Deceived film executives
Williams won a bathing suit contest, becoming Miss Syracuse of 1924. She was sixteen years of age. Afterward she moved to New York City along with her sister Mary. Ned Wayburn signed her to perform in the Ziegfeld Follies of Flo Ziegfeld.
She moved to Hollywood as a nineteen-year-old but left without a movie contract. Then Karlov was in an auto accident and lay in a hospital bed, disabled physically for six weeks. During this time she concocted a bold hoax which she intended to carry out. She also changed her hair color from brunette to blond. She returned to Hollywood using the name of Sonia Karlov, Norwegian actress. Supposedly she was the daughter of a Russian father and a Norwegian mother. Karlov hired a press agent after convincing him that she was a great foreign actress. Another version of how Jeanne became Sonia is that she began dating a press agent who came up with the entire deception. Later he got drunk and revealed everything.
Newspaper reporters flocked to her side for interviews and the daily papers were replete with stories about her. Then she was invited to a newspaper luncheon as a guest of honor. A New York reporter recognized her as Jeanne Williams of the Follies.
The following morning she entered the office of Cecil B. Demille and confessed to him her ruse. Karlov pleaded with him to give her a trial and not tear up her contract. Demille replied that she had been deceptive enough to trick him, his staff, and all of Hollywood. He said that if she was just as proficient as an actress, she could appear in his motion pictures. She was signed to an MGM contract for five years.
Movie and stage actress
Karlov's film career was a brief one. Her sole screen credit is in the role of Lulu Bellew in Lucky In Love (1929). She was released from her MGM contract but received some financial compensation. Charles R. Rogers, formerly an executive of RKO – Pathe Pictures, signed her to a term contract in July 1932. She found herself at a disadvantage in sound motion pictures because of her pronounced Russian accent. She had learned it too proficiently and was forced to return to Broadway, for work.

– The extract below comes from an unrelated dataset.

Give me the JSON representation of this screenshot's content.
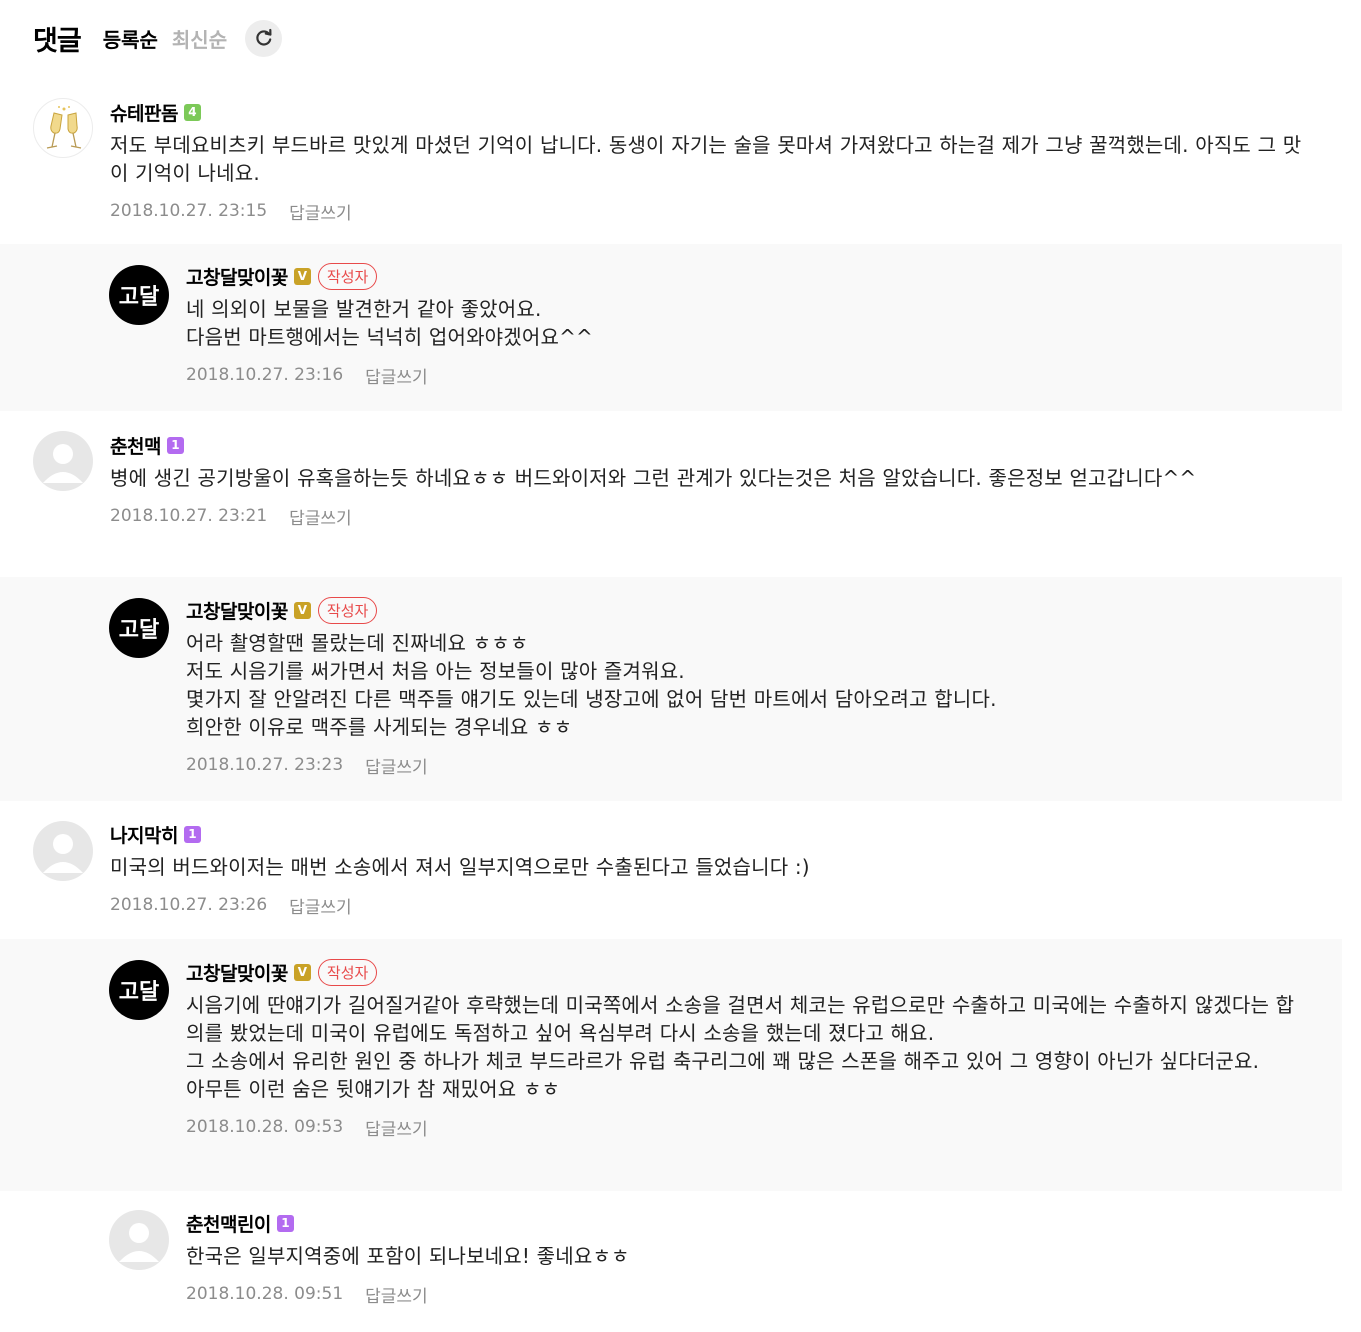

In October 1930 Karlov played the role of Betty Gilbert in Sisters of the Chorus. The play came to the Ritz Theater in New York after a successful run in western American cities. Karlov's character was a chorus girl in this production that co-starred Enid Markey and Edna Hibbard. She was a part of the cast of Love On Approval, which was staged at The Playhouse in Chicago, Illinois, in June 1932.
Karlov turned to writing film scenarios, of which she had produced six by December 1934. Two of these were accepted and produced by MGM. Her sister, Jane, held a position at the Park Central Hotel in New York City in the 1930s. Mary Williams continued performing as a dancer in the Ziegfeld Follies, George White's Scandals, and the Grand Street Scandals.
- As of 2009, Doris Eaton Travis is the last surviving Ziegfeld girl: "At 105, Doris Eaton Travis, the Last Ziegfeld Girl, Keeps a Hectic Pace"
- Lincoln, Nebraska Sunday Journal and Star, Theater Topics, June 19, 1938, Page 4.
- Los Angeles Times, Hoax Gains Her Chance As Actress, December 2, 1927, Page A8.
- Los Angeles Times, Sonia Karlov Signed, March 30, 1928, Page A10.
- New York Times, Sisters Of Chorus Wise-Cracking Play, October 21, 1930, Page 37.
- New York Times, Theatrical Notes, June 1, 1932, Page 19.
- Oakland Tribune, Fake Accent Blights Career, Tuesday Evening, July 22, 1930, Page 22.
- Port Arthur, Texas News, Pretty 19-Year-Old Fools Hollywood By Telling Them She Was Danish Actress, Sunday, January 1, 1928, Page 16.
- Syracuse Herald, Sonia Karlov, Miss Syracuse Of 1924, Signed to Film Pact, Sunday Morning, July 22, 1932, Page 29.
- Syracuse Herald, Screen Indecency Denied By Alma Jeanne Williams, Here For Father's Funeral, December 28, 1934, Page 4.